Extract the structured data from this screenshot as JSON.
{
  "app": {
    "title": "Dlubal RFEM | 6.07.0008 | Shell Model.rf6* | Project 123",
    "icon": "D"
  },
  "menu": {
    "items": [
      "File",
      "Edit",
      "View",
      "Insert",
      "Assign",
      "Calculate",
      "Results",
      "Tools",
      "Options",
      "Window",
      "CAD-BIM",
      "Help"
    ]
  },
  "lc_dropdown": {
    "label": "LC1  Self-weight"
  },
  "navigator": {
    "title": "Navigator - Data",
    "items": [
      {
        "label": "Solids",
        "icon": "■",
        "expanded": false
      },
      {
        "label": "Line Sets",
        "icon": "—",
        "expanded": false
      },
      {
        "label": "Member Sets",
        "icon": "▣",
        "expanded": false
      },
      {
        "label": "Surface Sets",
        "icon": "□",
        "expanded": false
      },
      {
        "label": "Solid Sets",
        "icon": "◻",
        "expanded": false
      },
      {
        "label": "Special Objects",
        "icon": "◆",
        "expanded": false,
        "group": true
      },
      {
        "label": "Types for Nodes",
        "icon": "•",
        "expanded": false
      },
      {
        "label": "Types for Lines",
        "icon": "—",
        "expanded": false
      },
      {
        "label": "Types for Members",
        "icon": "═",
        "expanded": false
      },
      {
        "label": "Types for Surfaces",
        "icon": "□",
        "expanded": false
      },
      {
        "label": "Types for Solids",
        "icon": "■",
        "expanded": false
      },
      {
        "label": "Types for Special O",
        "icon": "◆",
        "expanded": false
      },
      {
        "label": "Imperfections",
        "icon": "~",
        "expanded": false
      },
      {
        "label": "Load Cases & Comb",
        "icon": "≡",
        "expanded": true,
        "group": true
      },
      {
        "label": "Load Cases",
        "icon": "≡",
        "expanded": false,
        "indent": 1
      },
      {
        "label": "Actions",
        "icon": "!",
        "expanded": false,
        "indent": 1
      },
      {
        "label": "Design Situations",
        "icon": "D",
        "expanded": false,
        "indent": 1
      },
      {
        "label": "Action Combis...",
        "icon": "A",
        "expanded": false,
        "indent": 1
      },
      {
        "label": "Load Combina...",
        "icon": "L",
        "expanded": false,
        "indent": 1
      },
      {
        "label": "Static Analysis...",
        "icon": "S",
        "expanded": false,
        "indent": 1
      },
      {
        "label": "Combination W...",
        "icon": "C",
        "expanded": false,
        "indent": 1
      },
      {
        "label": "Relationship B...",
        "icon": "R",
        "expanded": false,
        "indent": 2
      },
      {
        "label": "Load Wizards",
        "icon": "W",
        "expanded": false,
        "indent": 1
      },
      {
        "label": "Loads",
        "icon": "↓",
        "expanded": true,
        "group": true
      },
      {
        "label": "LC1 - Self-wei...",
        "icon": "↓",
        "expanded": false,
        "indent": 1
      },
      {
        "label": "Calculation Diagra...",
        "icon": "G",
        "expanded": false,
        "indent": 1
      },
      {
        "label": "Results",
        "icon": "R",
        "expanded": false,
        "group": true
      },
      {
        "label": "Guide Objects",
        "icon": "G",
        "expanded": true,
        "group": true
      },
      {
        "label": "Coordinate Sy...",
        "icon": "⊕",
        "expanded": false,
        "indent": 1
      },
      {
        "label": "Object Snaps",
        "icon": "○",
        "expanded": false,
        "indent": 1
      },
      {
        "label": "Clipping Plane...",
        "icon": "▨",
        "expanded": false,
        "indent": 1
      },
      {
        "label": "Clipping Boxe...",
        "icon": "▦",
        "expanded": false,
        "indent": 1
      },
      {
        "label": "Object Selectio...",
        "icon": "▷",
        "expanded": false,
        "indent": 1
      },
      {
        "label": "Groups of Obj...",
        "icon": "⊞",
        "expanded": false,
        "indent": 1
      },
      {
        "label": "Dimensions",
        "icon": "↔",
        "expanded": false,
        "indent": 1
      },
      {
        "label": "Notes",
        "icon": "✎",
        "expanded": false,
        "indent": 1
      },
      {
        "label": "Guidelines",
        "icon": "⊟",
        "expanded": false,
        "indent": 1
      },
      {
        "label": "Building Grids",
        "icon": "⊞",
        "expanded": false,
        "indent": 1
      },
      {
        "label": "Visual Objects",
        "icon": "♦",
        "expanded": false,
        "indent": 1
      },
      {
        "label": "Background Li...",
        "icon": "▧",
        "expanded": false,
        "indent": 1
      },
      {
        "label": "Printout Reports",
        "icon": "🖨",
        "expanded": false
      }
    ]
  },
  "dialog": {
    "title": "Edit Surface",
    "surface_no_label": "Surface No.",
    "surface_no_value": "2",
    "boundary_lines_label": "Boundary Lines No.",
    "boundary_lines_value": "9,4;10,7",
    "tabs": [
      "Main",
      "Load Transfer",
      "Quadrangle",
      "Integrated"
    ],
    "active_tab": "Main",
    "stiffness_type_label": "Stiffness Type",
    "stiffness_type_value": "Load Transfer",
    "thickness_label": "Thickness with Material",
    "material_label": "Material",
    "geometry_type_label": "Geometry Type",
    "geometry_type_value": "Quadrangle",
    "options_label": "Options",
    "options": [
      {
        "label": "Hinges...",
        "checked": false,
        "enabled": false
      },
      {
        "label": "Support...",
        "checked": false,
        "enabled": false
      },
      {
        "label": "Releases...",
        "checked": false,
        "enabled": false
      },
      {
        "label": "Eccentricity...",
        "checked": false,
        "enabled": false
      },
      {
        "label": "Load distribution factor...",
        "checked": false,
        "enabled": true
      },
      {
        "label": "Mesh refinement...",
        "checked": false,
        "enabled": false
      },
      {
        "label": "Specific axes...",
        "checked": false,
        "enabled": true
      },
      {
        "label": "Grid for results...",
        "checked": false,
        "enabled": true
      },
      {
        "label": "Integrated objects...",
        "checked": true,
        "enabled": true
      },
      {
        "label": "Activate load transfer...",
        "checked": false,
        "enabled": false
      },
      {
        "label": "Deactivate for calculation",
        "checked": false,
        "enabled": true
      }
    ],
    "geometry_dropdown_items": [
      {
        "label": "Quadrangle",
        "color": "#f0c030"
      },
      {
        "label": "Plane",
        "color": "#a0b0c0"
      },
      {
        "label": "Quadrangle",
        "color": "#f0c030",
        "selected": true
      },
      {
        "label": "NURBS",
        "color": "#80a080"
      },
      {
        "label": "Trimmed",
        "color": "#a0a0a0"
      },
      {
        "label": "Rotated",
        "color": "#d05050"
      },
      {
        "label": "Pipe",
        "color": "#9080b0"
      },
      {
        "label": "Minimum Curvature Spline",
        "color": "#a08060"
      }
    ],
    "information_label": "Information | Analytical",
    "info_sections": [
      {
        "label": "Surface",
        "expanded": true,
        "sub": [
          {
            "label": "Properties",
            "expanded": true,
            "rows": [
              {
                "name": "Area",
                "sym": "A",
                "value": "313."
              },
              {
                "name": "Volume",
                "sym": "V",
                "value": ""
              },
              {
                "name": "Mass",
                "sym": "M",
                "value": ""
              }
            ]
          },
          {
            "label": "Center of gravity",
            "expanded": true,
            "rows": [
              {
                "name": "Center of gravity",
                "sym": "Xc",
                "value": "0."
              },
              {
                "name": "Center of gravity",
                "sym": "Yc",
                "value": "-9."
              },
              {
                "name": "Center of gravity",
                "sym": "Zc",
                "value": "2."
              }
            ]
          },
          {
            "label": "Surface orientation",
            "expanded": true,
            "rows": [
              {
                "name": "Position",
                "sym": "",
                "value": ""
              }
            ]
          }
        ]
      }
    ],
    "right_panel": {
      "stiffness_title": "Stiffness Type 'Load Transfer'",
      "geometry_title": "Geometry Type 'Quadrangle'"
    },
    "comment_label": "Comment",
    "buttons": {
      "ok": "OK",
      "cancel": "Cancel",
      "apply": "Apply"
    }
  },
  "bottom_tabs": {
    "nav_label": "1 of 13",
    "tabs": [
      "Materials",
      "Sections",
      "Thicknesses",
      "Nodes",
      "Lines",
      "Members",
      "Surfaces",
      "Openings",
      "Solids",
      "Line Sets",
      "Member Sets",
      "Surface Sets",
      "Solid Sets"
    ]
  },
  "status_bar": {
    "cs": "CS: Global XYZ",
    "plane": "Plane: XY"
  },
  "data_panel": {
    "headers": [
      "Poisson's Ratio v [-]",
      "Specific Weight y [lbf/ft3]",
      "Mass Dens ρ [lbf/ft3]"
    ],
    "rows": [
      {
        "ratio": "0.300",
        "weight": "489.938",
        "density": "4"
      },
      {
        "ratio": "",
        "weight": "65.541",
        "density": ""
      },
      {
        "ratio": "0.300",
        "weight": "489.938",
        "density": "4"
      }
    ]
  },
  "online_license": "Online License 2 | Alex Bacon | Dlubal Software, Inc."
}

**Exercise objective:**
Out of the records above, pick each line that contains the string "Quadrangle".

**Answer section:**
      "Quadrangle",
    "geometry_type_value": "Quadrangle",
        "label": "Quadrangle",
        "label": "Quadrangle",
      "geometry_title": "Geometry Type 'Quadrangle'"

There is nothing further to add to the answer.